DescriptionDissonance implies conflict or discord, whether that be cognitive, or cultural, or perhaps, musical. According to Leon Festinger’s theory of cognitive dissonance (1957), people are psychologically motivated to engage in behaviour orientated towards reduction of disharmony, in preference of an internal consistency. In practice, this theory suggests that when confronted with something that challenges our perception of ourselves, or our way of behaving in the world, we instinctively try to resolve the feeling of dissonance. Ziva Kunda (1990) developed this concept further, observing how motivation affects reasoning, resulting in a rationalization, an altering of our perception of the factors involved, to justify behaviour and confirm bias. The existence of the dissonant problem, thus becomes obscured. Yet, Chantal Mouffe’s agonistic model of democracy highlights that unresolvable, incommensurable conflict is both natural and necessary (2013). Rather than collude in a fallacy of consensus she argues in favour of embracing a more pluralistic approach that acknowledges and allows for difference, replete with its disagreements and antagonisms.

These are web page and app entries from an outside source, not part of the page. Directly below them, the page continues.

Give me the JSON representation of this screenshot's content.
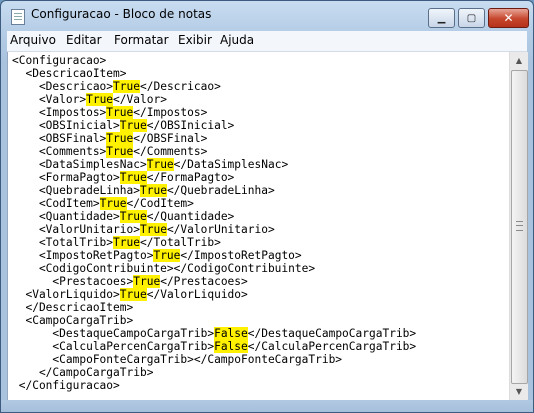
{
  "window": {
    "title": "Configuracao - Bloco de notas",
    "controls": {
      "minimize_icon": "minimize-icon",
      "maximize_icon": "maximize-icon",
      "close_icon": "close-icon"
    }
  },
  "menu": {
    "items": [
      "Arquivo",
      "Editar",
      "Formatar",
      "Exibir",
      "Ajuda"
    ]
  },
  "content": {
    "highlight_color": "#fff100",
    "lines": [
      [
        {
          "t": "<Configuracao>"
        }
      ],
      [
        {
          "t": "  <DescricaoItem>"
        }
      ],
      [
        {
          "t": "    <Descricao>"
        },
        {
          "t": "True",
          "hl": true
        },
        {
          "t": "</Descricao>"
        }
      ],
      [
        {
          "t": "    <Valor>"
        },
        {
          "t": "True",
          "hl": true
        },
        {
          "t": "</Valor>"
        }
      ],
      [
        {
          "t": "    <Impostos>"
        },
        {
          "t": "True",
          "hl": true
        },
        {
          "t": "</Impostos>"
        }
      ],
      [
        {
          "t": "    <OBSInicial>"
        },
        {
          "t": "True",
          "hl": true
        },
        {
          "t": "</OBSInicial>"
        }
      ],
      [
        {
          "t": "    <OBSFinal>"
        },
        {
          "t": "True",
          "hl": true
        },
        {
          "t": "</OBSFinal>"
        }
      ],
      [
        {
          "t": "    <Comments>"
        },
        {
          "t": "True",
          "hl": true
        },
        {
          "t": "</Comments>"
        }
      ],
      [
        {
          "t": "    <DataSimplesNac>"
        },
        {
          "t": "True",
          "hl": true
        },
        {
          "t": "</DataSimplesNac>"
        }
      ],
      [
        {
          "t": "    <FormaPagto>"
        },
        {
          "t": "True",
          "hl": true
        },
        {
          "t": "</FormaPagto>"
        }
      ],
      [
        {
          "t": "    <QuebradeLinha>"
        },
        {
          "t": "True",
          "hl": true
        },
        {
          "t": "</QuebradeLinha>"
        }
      ],
      [
        {
          "t": "    <CodItem>"
        },
        {
          "t": "True",
          "hl": true
        },
        {
          "t": "</CodItem>"
        }
      ],
      [
        {
          "t": "    <Quantidade>"
        },
        {
          "t": "True",
          "hl": true
        },
        {
          "t": "</Quantidade>"
        }
      ],
      [
        {
          "t": "    <ValorUnitario>"
        },
        {
          "t": "True",
          "hl": true
        },
        {
          "t": "</ValorUnitario>"
        }
      ],
      [
        {
          "t": "    <TotalTrib>"
        },
        {
          "t": "True",
          "hl": true
        },
        {
          "t": "</TotalTrib>"
        }
      ],
      [
        {
          "t": "    <ImpostoRetPagto>"
        },
        {
          "t": "True",
          "hl": true
        },
        {
          "t": "</ImpostoRetPagto>"
        }
      ],
      [
        {
          "t": "    <CodigoContribuinte></CodigoContribuinte>"
        }
      ],
      [
        {
          "t": "      <Prestacoes>"
        },
        {
          "t": "True",
          "hl": true
        },
        {
          "t": "</Prestacoes>"
        }
      ],
      [
        {
          "t": "  <ValorLiquido>"
        },
        {
          "t": "True",
          "hl": true
        },
        {
          "t": "</ValorLiquido>"
        }
      ],
      [
        {
          "t": "  </DescricaoItem>"
        }
      ],
      [
        {
          "t": "  <CampoCargaTrib>"
        }
      ],
      [
        {
          "t": "      <DestaqueCampoCargaTrib>"
        },
        {
          "t": "False",
          "hl": true
        },
        {
          "t": "</DestaqueCampoCargaTrib>"
        }
      ],
      [
        {
          "t": "      <CalculaPercenCargaTrib>"
        },
        {
          "t": "False",
          "hl": true
        },
        {
          "t": "</CalculaPercenCargaTrib>"
        }
      ],
      [
        {
          "t": "      <CampoFonteCargaTrib></CampoFonteCargaTrib>"
        }
      ],
      [
        {
          "t": "    </CampoCargaTrib>"
        }
      ],
      [
        {
          "t": " </Configuracao>"
        }
      ]
    ]
  }
}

In the contemporary context of performance research, dissention and antagonism is palpably evident. Socio-politically, the rise of populist movements worldwide, the impact of ten years of austerity measures in the UK, and the continued experiences of intersectional inequalities discriminating difference, including race, gender, sexuality and disability, contradict neoliberal assumptions of social progress. Within academia, there is renewed debate around issues relating to access, value and modes of research. In particular, universities have been challenged to decolonise and de-canonise curriculums that have obscured non-western contributions to knowledge (Bhambra, Gebrial and Nisanciaglu, 2018). Yet, the work of diversity within institutions is perhaps conflated with reactions towards complaint and becomes particularly difficult when, as Sarah Ahmed notes, ‘to locate a problem is to become the location of a problem’ (2017). More broadly, the act of research, and also the process of encountering performance, might be considered as an openness to a chance encounter that might well contradict or, at least unsettle, pre-conceived ideas of what we think we know. Marissa Fragkou suggests that, in theatrical performance, staging dissonance might be used as an ethico-political tool to ask ‘difficult ethical questions’ about issues of social justice (2018). The theme of this symposium, therefore, invites discussion of the ways in which performance practice and/or performance research might engage with dissonance.
|Period||31 Mar 2013|
|Location||Oxford, United Kingdom|
|Degree of Recognition||International|